Asmahan was buried in Egypt in accordance with her wishes as, years later, were her two brothers, Fouad and Farid al-Atrash, in the Fustat plain in Cairo, which she and brother Farid, along with Egyptian crooner Abdel Halim Hafez, had restored to some of its former glory.
The Egyptian Media Production City and a private investor jointly produced a television series depicting the life (and death) of Asmahan. The Arabic series debuted during the month of Ramadan in 2008. Asmahan was played by Syrian actress Sulaf Fawakherji. On 25 November 2015, Google celebrated Asmahan's 103rd birthday using a Google doodle. 
This section requires expansion. (September 2009)
- Intissar al-Shabab ("Triumph of the Youth"), 1941
- Gharam wa Intiqam ("Love and Revenge"), 1944
- "منزل الفنانة أسمهان بات متحفاً", Al-Mada
- Lebanese Army Journal, Issue Number 241, July 2005
- al-Atrash, Majid (2005), Asmahan: Amirat at-tarab was-saif wan-nada (Asmahan: The princess of music, war and grace) al-'Adyat magazine, p.75–77, in Arabic
- Zuhur 2000, p. 85
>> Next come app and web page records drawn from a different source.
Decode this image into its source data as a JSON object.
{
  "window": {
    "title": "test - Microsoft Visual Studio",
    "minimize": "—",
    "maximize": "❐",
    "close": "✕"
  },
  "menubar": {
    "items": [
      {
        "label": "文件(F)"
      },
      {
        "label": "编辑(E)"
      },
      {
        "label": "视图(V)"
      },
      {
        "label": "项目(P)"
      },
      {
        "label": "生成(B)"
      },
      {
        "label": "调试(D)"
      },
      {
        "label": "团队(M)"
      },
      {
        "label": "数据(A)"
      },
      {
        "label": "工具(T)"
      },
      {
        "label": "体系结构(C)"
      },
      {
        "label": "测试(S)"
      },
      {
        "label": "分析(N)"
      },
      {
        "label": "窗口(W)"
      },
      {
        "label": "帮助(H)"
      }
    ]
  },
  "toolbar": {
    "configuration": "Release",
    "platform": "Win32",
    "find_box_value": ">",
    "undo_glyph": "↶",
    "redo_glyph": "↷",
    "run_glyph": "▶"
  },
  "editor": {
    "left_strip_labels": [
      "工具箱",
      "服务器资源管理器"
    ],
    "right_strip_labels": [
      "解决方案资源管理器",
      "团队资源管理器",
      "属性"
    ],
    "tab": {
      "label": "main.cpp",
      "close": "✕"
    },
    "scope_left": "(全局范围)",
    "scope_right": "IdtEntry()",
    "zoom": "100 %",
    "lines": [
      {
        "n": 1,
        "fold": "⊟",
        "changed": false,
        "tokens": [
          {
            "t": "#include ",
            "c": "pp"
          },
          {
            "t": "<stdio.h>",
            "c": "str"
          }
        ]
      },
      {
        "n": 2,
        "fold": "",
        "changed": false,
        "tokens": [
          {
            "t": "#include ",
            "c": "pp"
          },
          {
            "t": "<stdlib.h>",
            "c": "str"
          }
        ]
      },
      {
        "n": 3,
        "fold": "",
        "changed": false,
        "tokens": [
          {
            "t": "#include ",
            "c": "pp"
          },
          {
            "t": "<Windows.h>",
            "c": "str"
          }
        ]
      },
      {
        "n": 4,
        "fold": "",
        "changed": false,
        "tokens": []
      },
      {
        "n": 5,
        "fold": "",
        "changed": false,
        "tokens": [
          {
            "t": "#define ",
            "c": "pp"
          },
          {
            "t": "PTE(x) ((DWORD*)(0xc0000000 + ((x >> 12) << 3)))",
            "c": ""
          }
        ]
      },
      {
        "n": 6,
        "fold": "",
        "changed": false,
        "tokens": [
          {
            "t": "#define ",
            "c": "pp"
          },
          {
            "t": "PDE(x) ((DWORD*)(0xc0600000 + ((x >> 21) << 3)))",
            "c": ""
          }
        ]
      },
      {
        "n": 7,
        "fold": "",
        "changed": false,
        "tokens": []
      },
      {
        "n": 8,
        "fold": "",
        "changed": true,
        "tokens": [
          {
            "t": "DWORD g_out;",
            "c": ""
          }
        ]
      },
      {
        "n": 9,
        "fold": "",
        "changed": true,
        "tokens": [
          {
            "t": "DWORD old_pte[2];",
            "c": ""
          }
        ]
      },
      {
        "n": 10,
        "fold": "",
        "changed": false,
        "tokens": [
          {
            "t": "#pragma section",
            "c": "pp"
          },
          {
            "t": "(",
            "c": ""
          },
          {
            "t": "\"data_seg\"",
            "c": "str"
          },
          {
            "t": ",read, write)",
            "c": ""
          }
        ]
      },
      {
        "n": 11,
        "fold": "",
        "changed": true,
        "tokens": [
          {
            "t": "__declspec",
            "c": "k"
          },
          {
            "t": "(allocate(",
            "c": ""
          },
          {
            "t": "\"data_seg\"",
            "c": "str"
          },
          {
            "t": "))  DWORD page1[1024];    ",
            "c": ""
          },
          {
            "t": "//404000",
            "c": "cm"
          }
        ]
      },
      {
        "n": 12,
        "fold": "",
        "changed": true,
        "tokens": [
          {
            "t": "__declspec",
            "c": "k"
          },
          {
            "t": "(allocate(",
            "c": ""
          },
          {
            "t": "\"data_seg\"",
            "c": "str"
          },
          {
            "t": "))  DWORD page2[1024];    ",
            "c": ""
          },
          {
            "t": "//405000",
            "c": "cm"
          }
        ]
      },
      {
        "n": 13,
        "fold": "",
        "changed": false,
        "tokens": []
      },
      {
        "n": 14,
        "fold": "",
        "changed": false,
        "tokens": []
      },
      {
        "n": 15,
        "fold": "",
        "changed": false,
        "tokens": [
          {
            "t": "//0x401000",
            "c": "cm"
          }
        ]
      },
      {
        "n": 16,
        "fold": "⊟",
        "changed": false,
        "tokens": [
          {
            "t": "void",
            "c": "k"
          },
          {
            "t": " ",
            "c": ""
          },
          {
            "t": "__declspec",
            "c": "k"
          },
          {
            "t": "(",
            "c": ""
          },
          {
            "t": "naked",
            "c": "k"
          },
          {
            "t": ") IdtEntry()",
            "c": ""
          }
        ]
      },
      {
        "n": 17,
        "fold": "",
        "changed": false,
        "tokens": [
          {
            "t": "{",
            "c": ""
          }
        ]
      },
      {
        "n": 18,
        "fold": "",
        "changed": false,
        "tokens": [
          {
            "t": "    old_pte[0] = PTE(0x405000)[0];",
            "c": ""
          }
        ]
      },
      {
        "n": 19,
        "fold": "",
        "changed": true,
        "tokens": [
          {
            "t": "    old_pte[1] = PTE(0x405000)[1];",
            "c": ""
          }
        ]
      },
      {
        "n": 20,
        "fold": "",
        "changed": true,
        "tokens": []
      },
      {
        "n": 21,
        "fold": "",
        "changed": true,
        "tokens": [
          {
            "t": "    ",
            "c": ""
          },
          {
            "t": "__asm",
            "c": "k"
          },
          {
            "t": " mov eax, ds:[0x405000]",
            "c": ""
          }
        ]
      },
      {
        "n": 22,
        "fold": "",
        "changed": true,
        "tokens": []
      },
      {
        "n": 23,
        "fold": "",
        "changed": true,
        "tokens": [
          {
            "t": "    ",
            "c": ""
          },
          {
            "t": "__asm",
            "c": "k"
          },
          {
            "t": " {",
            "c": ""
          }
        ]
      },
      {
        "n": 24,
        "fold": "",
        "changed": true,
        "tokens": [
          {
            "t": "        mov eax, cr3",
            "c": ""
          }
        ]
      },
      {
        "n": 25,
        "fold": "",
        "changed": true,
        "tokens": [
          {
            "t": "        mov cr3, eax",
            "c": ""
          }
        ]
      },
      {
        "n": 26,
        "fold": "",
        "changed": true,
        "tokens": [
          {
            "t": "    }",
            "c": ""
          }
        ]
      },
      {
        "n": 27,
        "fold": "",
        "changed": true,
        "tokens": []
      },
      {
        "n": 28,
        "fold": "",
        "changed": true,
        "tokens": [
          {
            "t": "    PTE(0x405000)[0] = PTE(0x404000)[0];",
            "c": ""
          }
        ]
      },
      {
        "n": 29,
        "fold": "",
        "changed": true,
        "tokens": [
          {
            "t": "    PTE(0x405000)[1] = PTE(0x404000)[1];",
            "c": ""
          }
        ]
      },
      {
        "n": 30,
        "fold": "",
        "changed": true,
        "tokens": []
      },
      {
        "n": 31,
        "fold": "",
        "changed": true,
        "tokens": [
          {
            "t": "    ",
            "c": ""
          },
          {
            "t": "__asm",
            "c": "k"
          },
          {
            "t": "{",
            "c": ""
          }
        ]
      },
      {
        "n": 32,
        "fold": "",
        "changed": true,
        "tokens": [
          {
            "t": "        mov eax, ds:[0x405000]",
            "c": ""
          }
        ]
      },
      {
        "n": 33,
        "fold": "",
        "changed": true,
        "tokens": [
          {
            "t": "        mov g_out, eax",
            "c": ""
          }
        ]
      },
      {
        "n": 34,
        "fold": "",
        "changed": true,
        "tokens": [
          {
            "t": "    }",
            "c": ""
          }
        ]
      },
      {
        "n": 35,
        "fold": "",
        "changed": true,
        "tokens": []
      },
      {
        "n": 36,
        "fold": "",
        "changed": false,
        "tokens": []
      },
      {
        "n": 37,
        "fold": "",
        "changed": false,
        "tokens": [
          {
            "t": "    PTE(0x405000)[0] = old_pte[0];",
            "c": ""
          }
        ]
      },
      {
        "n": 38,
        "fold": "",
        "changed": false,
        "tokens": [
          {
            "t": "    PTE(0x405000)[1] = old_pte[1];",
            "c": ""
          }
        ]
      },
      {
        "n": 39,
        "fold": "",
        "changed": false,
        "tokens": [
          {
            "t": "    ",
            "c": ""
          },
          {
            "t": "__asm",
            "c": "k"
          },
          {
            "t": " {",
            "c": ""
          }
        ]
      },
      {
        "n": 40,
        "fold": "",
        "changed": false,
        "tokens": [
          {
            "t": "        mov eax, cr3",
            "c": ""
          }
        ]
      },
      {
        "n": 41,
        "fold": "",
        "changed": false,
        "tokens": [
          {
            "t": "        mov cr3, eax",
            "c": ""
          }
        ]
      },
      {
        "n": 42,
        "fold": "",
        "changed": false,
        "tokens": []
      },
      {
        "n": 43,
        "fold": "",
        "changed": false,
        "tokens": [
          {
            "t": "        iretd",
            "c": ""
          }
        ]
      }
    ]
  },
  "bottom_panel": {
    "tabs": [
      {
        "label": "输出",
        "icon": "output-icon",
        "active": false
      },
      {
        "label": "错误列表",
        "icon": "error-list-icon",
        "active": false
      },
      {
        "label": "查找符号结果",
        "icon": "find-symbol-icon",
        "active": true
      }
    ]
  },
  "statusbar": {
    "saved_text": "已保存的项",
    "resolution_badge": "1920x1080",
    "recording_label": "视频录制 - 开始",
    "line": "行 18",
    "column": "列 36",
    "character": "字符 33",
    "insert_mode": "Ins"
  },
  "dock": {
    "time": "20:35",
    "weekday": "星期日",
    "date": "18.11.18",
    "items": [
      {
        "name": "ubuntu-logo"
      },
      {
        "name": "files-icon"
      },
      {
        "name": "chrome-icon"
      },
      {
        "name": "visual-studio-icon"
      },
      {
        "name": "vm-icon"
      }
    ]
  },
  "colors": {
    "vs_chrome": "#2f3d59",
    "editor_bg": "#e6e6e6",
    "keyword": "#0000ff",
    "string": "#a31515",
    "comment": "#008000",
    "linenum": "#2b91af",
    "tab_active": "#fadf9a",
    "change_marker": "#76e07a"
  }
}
- Prominent Egyptians - Egyptian Government State Information Service
- Zuhur 1998, p. 81
- Provence, Michael (2005), The great Syrian revolt and the rise of Arab nationalism (illustrated ed.), University of Texas Press, p. 72, ISBN 978-0-292-70680-4<templatestyles src="Module:Citation/CS1/styles.css"></templatestyles>
- Zuhur 2000, pp. 38
- Zuhur 2000, p. 36
- Zuhur 2000, pp. 38–39
- on YouTube
- Zuhur 2000, p. 39
- Zuhur 2000, p. 41
- Zuhur 2000, pp. 41, 53
- Zuhur 2000, pp. 42, 44
- Zuhur 1998, p. 82
- Asmahan's Secrets, quoting Nimat Fuad. p. 73
- Al-Taba'i 2008, p. 82
- Al-Taba'i 2008, p. 26
- Zuhur 2000, p. 216
- Zuhur 2000, p. 13
- Zuhur 2000, p. 54
- Zuhur 2000, p. 98
- Zuhur 2000, p. 95
- Al-Taba'i 2008, p. 51
- Zuhur 2000
- Steel and Silk by Sami Moubayed. p. 523.
- Zuhur 2000, pp. 69–70
- Zuhur 2000, p. 99
- Baraka, Mohamed. Al-Ahram Weekly. Issue #933. 2009-02-05.
- Zuhur 2000, p. 37
- Al-Taba'i 2008, pp. 108–109
- Al-Taba'i 2008, pp. 142–146
- Zuhur 2000, p. 115
- al-Raida, Beirut University College, Institute for Women's Studies in the Arab World, p.42.
- Mardam Bey, Salma (1998) Syria's quest for independence, 1939-1945. Ithaca Press. p. 82
- Zuhur 2000, p. 165
- Classical Arabic Music Website
- Baraka, Mohamed. Al-Ahram Newspaper Article. Issue No. 943, 16 - 22 April 2009.
- El Kadi, Galila and Alain Bonnamy (2007) Architecture for the dead. American University in Cairo Press. p. 96
- al-Thawra Newspaper article
- Daily News Egypt. 6 October 2008
- "Asmahan's 103rd Birthday". Google. Retrieved 25 November 2015.<templatestyles src="Module:Citation/CS1/styles.css"></templatestyles>
- on YouTube
- al-Taba'i, Muhammad (2008), Asmahan Tells Her Story, Dar al-Shorouk Press<templatestyles src="Module:Citation/CS1/styles.css"></templatestyles>
- Zuhur, Sherifa (1998), Images of Enchantment: Visual and Performing Arts of the Middle East, American University in Cairo Press, ISBN 977-424-467-2<templatestyles src="Module:Citation/CS1/styles.css"></templatestyles>
- Zuhur, Sherifa (2000), Asmahan's Secrets: Woman, War, and Song, University of Texas Press, ISBN 978-0-292-79807-6<templatestyles src="Module:Citation/CS1/styles.css"></templatestyles>
- Zuhur, Sherifa (2001), Colors of Enchantment: Theater, Dance, Music and the Visual Arts of the Middle East, American University in Cairo Press, ISBN 977-424-607-1<templatestyles src="Module:Citation/CS1/styles.css"></templatestyles>
|Wikimedia Commons has media related to Asmahan.|